And the Jacksons were only too happy to get rid of the orphaned boy, for a black shadow had come into their lives since his arrival.

That night they put William Moore to bed, and Hubert said he would keep a nightwatch up and down the corridor outside his door.

All was going quiet that night until a few minutes after midnight, mossa, when Hubert Jackson was starting to doze off in an armchair that he had dragged into the corridor, didn’t he smell something burning from down stairs. And he ran to the bottom of the stairs and threw open the kitchen door, but he was thrown back against the wall by an explosion of flames that danced out around him.

“Fire, fire,” he screamed, and ran up the stairs to wake his wife, and family and all the sleeping orphans. And down the stairs and out the front door they ran one by one until they were all safely standing at the far end of the garden. But when he looked in William Moore’s bed, he was nowhere to be found.

Hubert Jackson, and he coughing and spluttering from all the smoke he was after inhaling, ran out of the burning house; he ran to his wife who was calming down all the screaming children and she had the look of someone who had seen a ghost as she pointed into the distance.

Standing next to an old cracked stone in a makeshift graveyard that was in the field next to the manor, was William Moore. But he didn’t look human anymore. His two eyes were burning in this head and when he opened his mouth, there were no teeth nor tongue, and he growled in a voice that came from the Otherworld.

“Hubert Jackson’s great-uncle was my parents’ landlord during the Famine and he cruelly evicted them from their home, leaving them to die in a ditch. And when they perished after giving every bite of food they had to me, so I would survive, I was taken and put into this workhouse. They worked me like a slave everyday, until my poor body could take no more, and I caught consumption and died. They buried me in this grave you see right here. Well now you can watch your home burn in flames, and see what it’s like to have something taken away from you. And may you never know a peaceful night’s sleep for I will be back to take more…remember my words.”

And the orphan turned and walked into the burning flames until his body disappeared into ashes.

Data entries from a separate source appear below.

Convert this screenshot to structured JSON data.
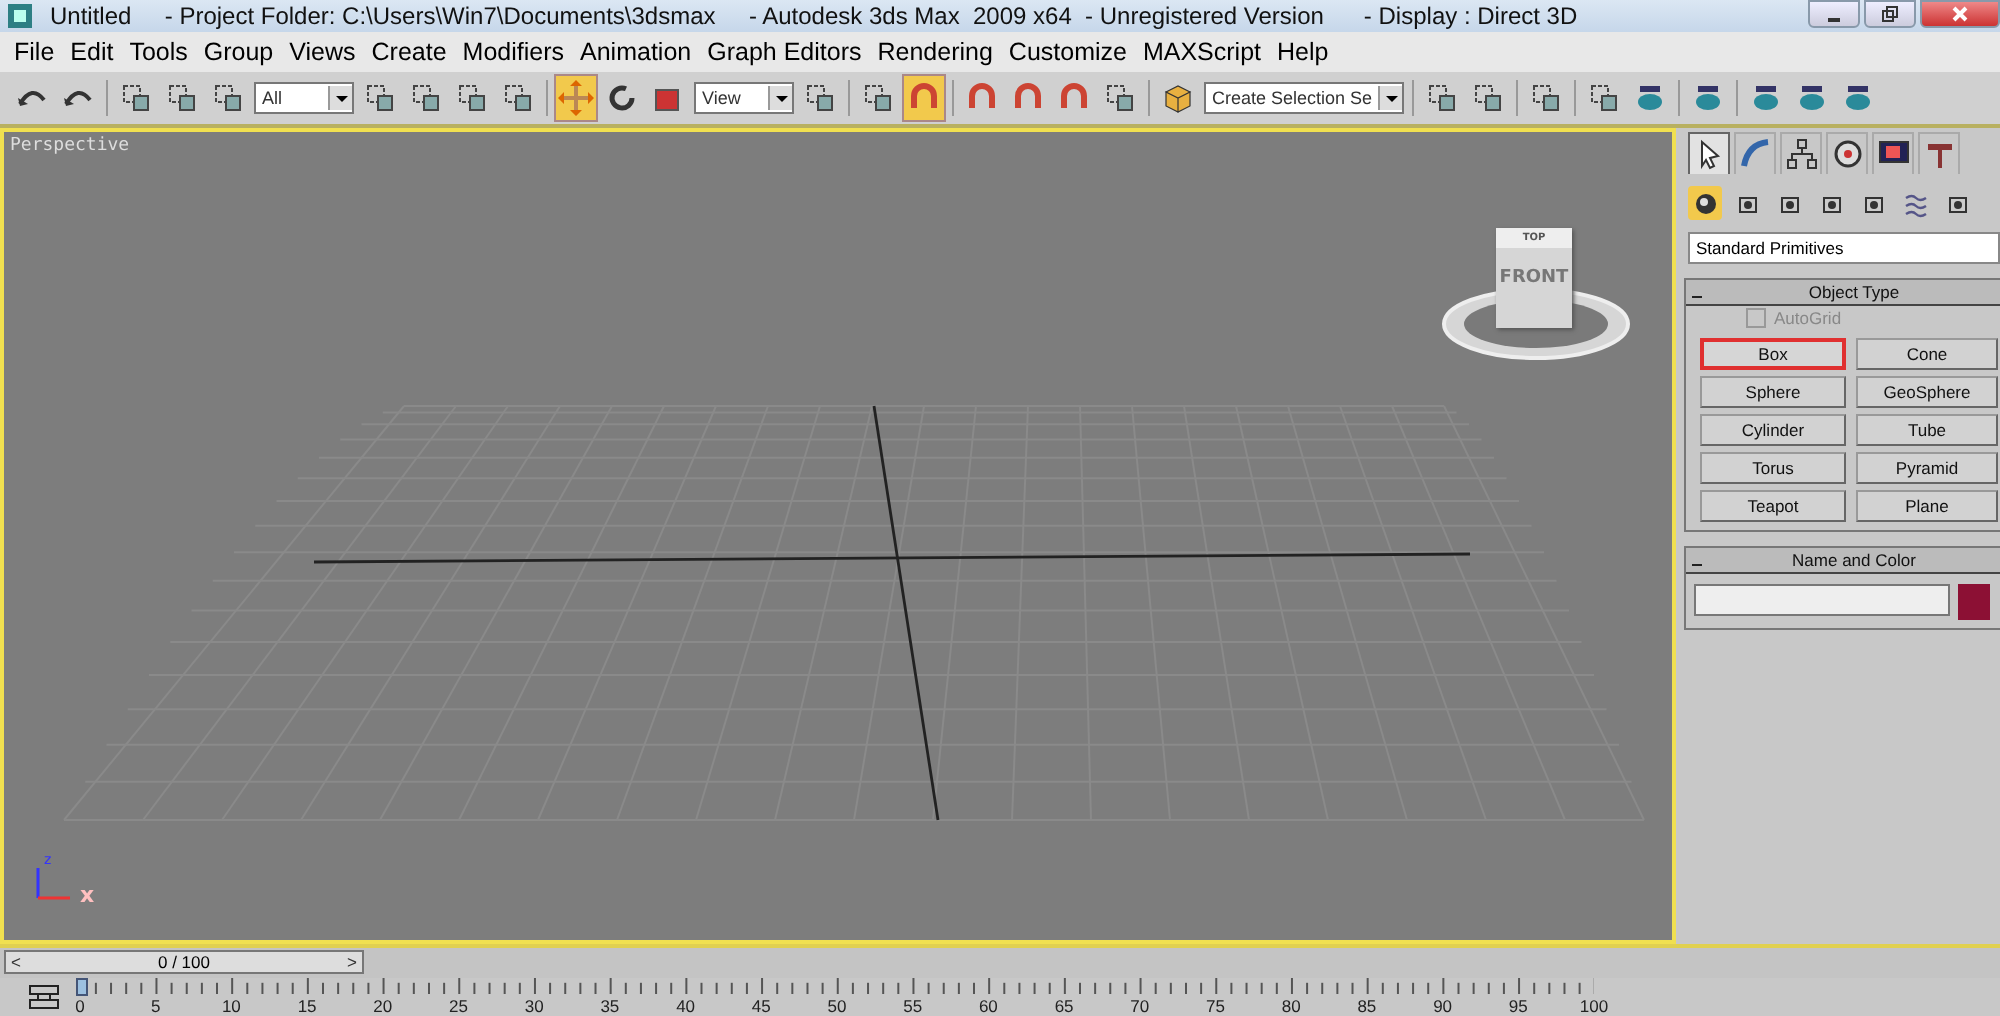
{
  "window": {
    "title": "Untitled     - Project Folder: C:\\Users\\Win7\\Documents\\3dsmax     - Autodesk 3ds Max  2009 x64  - Unregistered Version      - Display : Direct 3D"
  },
  "menu": [
    "File",
    "Edit",
    "Tools",
    "Group",
    "Views",
    "Create",
    "Modifiers",
    "Animation",
    "Graph Editors",
    "Rendering",
    "Customize",
    "MAXScript",
    "Help"
  ],
  "toolbar": [
    {
      "kind": "button",
      "selected": false
    },
    {
      "kind": "button",
      "selected": false
    },
    {
      "kind": "separator"
    },
    {
      "kind": "button",
      "selected": false
    },
    {
      "kind": "button",
      "selected": false
    },
    {
      "kind": "button",
      "selected": false
    },
    {
      "kind": "dropdown",
      "value": "All"
    },
    {
      "kind": "button",
      "selected": false
    },
    {
      "kind": "button",
      "selected": false
    },
    {
      "kind": "button",
      "selected": false
    },
    {
      "kind": "button",
      "selected": false
    },
    {
      "kind": "separator"
    },
    {
      "kind": "button",
      "selected": true
    },
    {
      "kind": "button",
      "selected": false
    },
    {
      "kind": "button",
      "selected": false
    },
    {
      "kind": "dropdown",
      "value": "View"
    },
    {
      "kind": "button",
      "selected": false
    },
    {
      "kind": "separator"
    },
    {
      "kind": "button",
      "selected": false
    },
    {
      "kind": "button",
      "selected": true
    },
    {
      "kind": "separator"
    },
    {
      "kind": "button",
      "selected": false
    },
    {
      "kind": "button",
      "selected": false
    },
    {
      "kind": "button",
      "selected": false
    },
    {
      "kind": "button",
      "selected": false
    },
    {
      "kind": "separator"
    },
    {
      "kind": "button",
      "selected": false
    },
    {
      "kind": "dropdown",
      "value": "Create Selection Se"
    },
    {
      "kind": "separator"
    },
    {
      "kind": "button",
      "selected": false
    },
    {
      "kind": "button",
      "selected": false
    },
    {
      "kind": "separator"
    },
    {
      "kind": "button",
      "selected": false
    },
    {
      "kind": "separator"
    },
    {
      "kind": "button",
      "selected": false
    },
    {
      "kind": "button",
      "selected": false
    },
    {
      "kind": "separator"
    },
    {
      "kind": "button",
      "selected": false
    },
    {
      "kind": "separator"
    },
    {
      "kind": "button",
      "selected": false
    },
    {
      "kind": "button",
      "selected": false
    },
    {
      "kind": "button",
      "selected": false
    }
  ],
  "viewport": {
    "label": "Perspective",
    "active": true,
    "viewcube": {
      "top": "TOP",
      "front": "FRONT"
    },
    "tripod": {
      "z": "z",
      "x": "x"
    }
  },
  "command_panel": {
    "tabs": [
      {
        "selected": true
      },
      {
        "selected": false
      },
      {
        "selected": false
      },
      {
        "selected": false
      },
      {
        "selected": false
      },
      {
        "selected": false
      }
    ],
    "categories": [
      {
        "selected": true
      },
      {
        "selected": false
      },
      {
        "selected": false
      },
      {
        "selected": false
      },
      {
        "selected": false
      },
      {
        "selected": false
      },
      {
        "selected": false
      }
    ],
    "dropdown": "Standard Primitives",
    "object_type": {
      "title": "Object Type",
      "autogrid": {
        "label": "AutoGrid",
        "checked": false,
        "disabled": true
      },
      "buttons": [
        {
          "label": "Box",
          "selected": true
        },
        {
          "label": "Cone",
          "selected": false
        },
        {
          "label": "Sphere",
          "selected": false
        },
        {
          "label": "GeoSphere",
          "selected": false
        },
        {
          "label": "Cylinder",
          "selected": false
        },
        {
          "label": "Tube",
          "selected": false
        },
        {
          "label": "Torus",
          "selected": false
        },
        {
          "label": "Pyramid",
          "selected": false
        },
        {
          "label": "Teapot",
          "selected": false
        },
        {
          "label": "Plane",
          "selected": false
        }
      ]
    },
    "name_and_color": {
      "title": "Name and Color",
      "color": "#8c1034"
    }
  },
  "timeline": {
    "prev": "<",
    "position": "0 / 100",
    "next": ">",
    "level": 0.0
  },
  "ruler": {
    "labels": [
      "0",
      "5",
      "10",
      "15",
      "20",
      "25",
      "30",
      "35",
      "40",
      "45",
      "50",
      "55",
      "60",
      "65",
      "70",
      "75",
      "80",
      "85",
      "90",
      "95",
      "100"
    ]
  }
}
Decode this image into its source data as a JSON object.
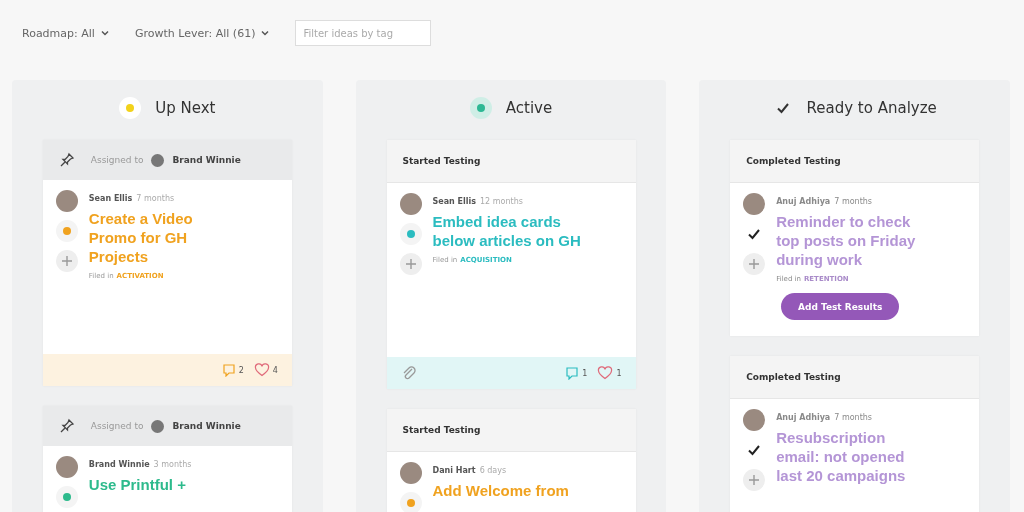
{
  "filters": [
    {
      "label": "Roadmap: All"
    },
    {
      "label": "Growth Lever: All (61)"
    }
  ],
  "tag_filter": {
    "placeholder": "Filter ideas by tag"
  },
  "columns": [
    {
      "title": "Up Next",
      "kind": "dot",
      "color": "#f2d21b",
      "cards": [
        {
          "kind": "assigned",
          "header": "Assigned to",
          "assignee": "Brand Winnie",
          "author": "Sean Ellis",
          "time": "7 months",
          "color": "#f0a21f",
          "title": "Create a Video Promo for GH Projects",
          "filed": "Filed in",
          "category": "ACTIVATION",
          "comments": "2",
          "likes": "4"
        },
        {
          "kind": "assigned",
          "header": "Assigned to",
          "assignee": "Brand Winnie",
          "author": "Brand Winnie",
          "time": "3 months",
          "color": "#2dba8c",
          "title": "Use Printful +"
        }
      ]
    },
    {
      "title": "Active",
      "kind": "dot",
      "color": "#2db894",
      "cards": [
        {
          "kind": "testing",
          "header": "Started Testing",
          "author": "Sean Ellis",
          "time": "12 months",
          "color": "#2bbcc0",
          "title": "Embed idea cards below articles on GH",
          "filed": "Filed in",
          "category": "ACQUISITION",
          "attachment": true,
          "comments": "1",
          "likes": "1"
        },
        {
          "kind": "testing",
          "header": "Started Testing",
          "author": "Dani Hart",
          "time": "6 days",
          "color": "#f0a21f",
          "title": "Add Welcome from"
        }
      ]
    },
    {
      "title": "Ready to Analyze",
      "kind": "check",
      "color": "#333333",
      "cards": [
        {
          "kind": "completed",
          "header": "Completed Testing",
          "author": "Anuj Adhiya",
          "time": "7 months",
          "color": "#b495d6",
          "title": "Reminder to check top posts on Friday during work",
          "filed": "Filed in",
          "category": "RETENTION",
          "action": "Add Test Results"
        },
        {
          "kind": "completed",
          "header": "Completed Testing",
          "author": "Anuj Adhiya",
          "time": "7 months",
          "color": "#b495d6",
          "title": "Resubscription email: not opened last 20 campaigns"
        }
      ]
    }
  ]
}
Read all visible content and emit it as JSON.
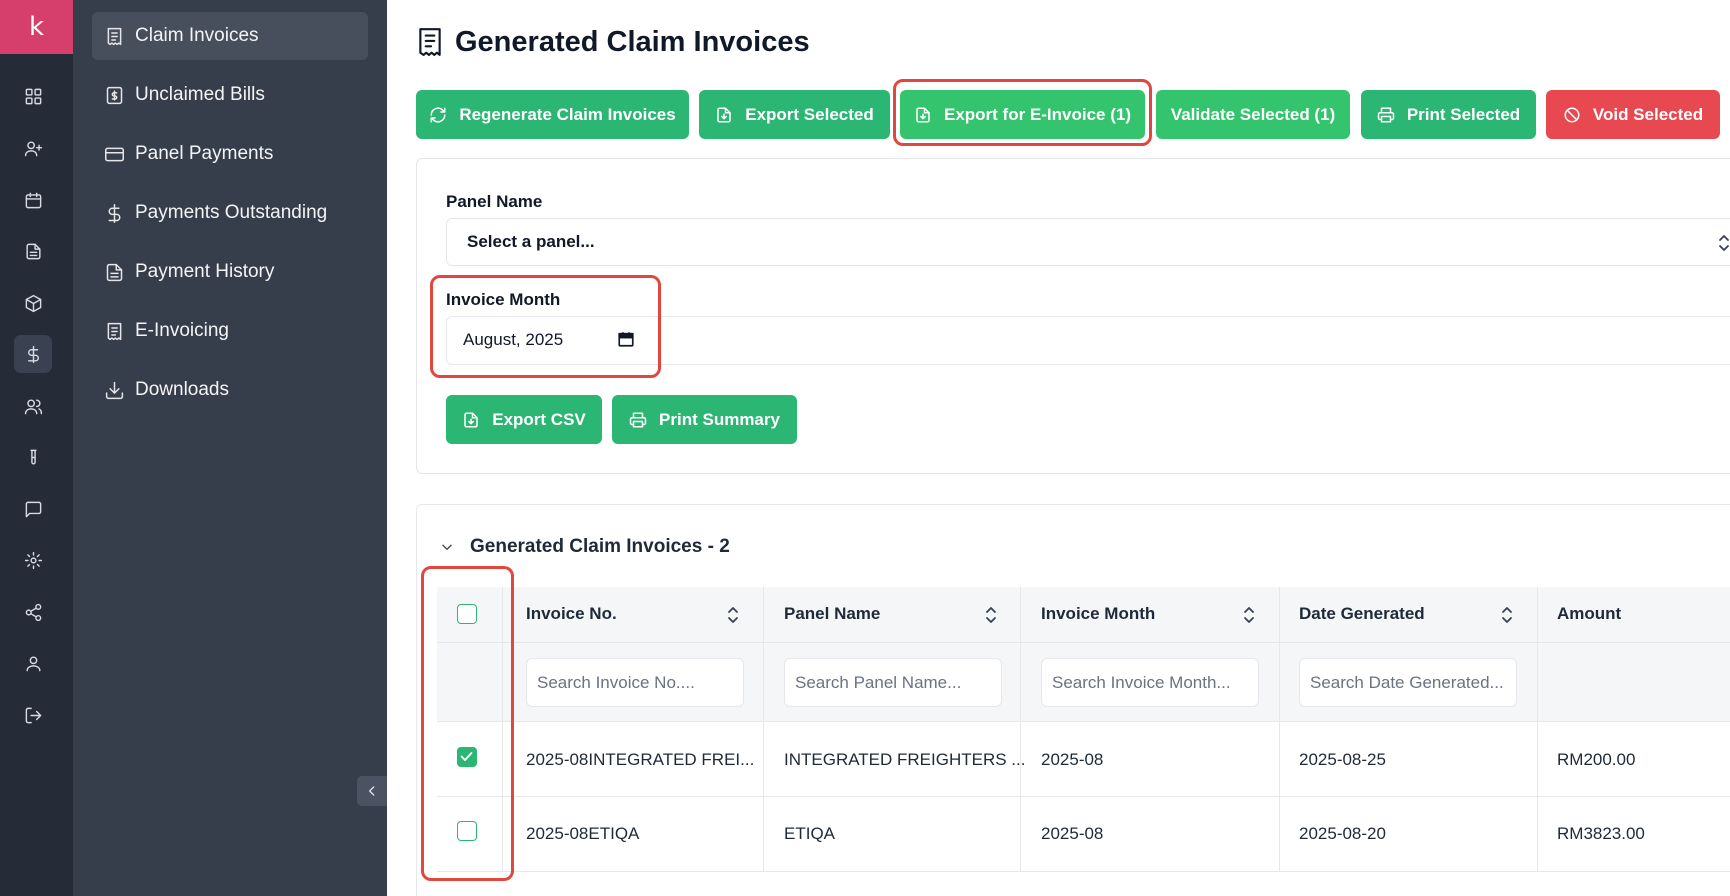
{
  "brand": {
    "logo_letter": "k",
    "color": "#d63f6b"
  },
  "rail": {
    "icons": [
      "dashboard-icon",
      "user-plus-icon",
      "calendar-icon",
      "document-icon",
      "box-icon",
      "dollar-icon",
      "users-icon",
      "test-tube-icon",
      "message-icon",
      "gear-icon",
      "share-icon",
      "user-icon",
      "logout-icon"
    ],
    "active": "dollar-icon"
  },
  "menu": {
    "items": [
      {
        "label": "Claim Invoices",
        "icon": "receipt-icon",
        "active": true
      },
      {
        "label": "Unclaimed Bills",
        "icon": "bill-icon",
        "active": false
      },
      {
        "label": "Panel Payments",
        "icon": "card-icon",
        "active": false
      },
      {
        "label": "Payments Outstanding",
        "icon": "dollar-icon",
        "active": false
      },
      {
        "label": "Payment History",
        "icon": "file-text-icon",
        "active": false
      },
      {
        "label": "E-Invoicing",
        "icon": "receipt-icon",
        "active": false
      },
      {
        "label": "Downloads",
        "icon": "download-icon",
        "active": false
      }
    ]
  },
  "page": {
    "title": "Generated Claim Invoices"
  },
  "toolbar": {
    "regenerate": "Regenerate Claim Invoices",
    "export_selected": "Export Selected",
    "export_einvoice": "Export for E-Invoice (1)",
    "validate_selected": "Validate Selected (1)",
    "print_selected": "Print Selected",
    "void_selected": "Void Selected"
  },
  "filters": {
    "panel_label": "Panel Name",
    "panel_value": "Select a panel...",
    "month_label": "Invoice Month",
    "month_value": "August, 2025",
    "export_csv": "Export CSV",
    "print_summary": "Print Summary"
  },
  "table": {
    "title": "Generated Claim Invoices - 2",
    "columns": [
      "Invoice No.",
      "Panel Name",
      "Invoice Month",
      "Date Generated",
      "Amount"
    ],
    "search_placeholders": [
      "Search Invoice No....",
      "Search Panel Name...",
      "Search Invoice Month...",
      "Search Date Generated..."
    ],
    "rows": [
      {
        "checked": true,
        "invoice_no": "2025-08INTEGRATED FREI...",
        "panel": "INTEGRATED FREIGHTERS ...",
        "month": "2025-08",
        "date": "2025-08-25",
        "amount": "RM200.00"
      },
      {
        "checked": false,
        "invoice_no": "2025-08ETIQA",
        "panel": "ETIQA",
        "month": "2025-08",
        "date": "2025-08-20",
        "amount": "RM3823.00"
      }
    ]
  },
  "colors": {
    "primary_green": "#2bb673",
    "bright_green": "#33c46d",
    "danger": "#e8484f",
    "highlight": "#e0483f"
  }
}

Hubert Jackson ran over to the stone where the boy had been standing. And scraping away the moss, it read. Here lies William Moore, born January 21st, 1839, died of consumption,  March 17th, 1849. Rest in Peace. And that’s my story for you tonight imbeersa, and I hope we all take a lesson away from it that we look out for each other, and be kind to those who need it, mossa, for we never know when the tide will turn on any of us, God bless the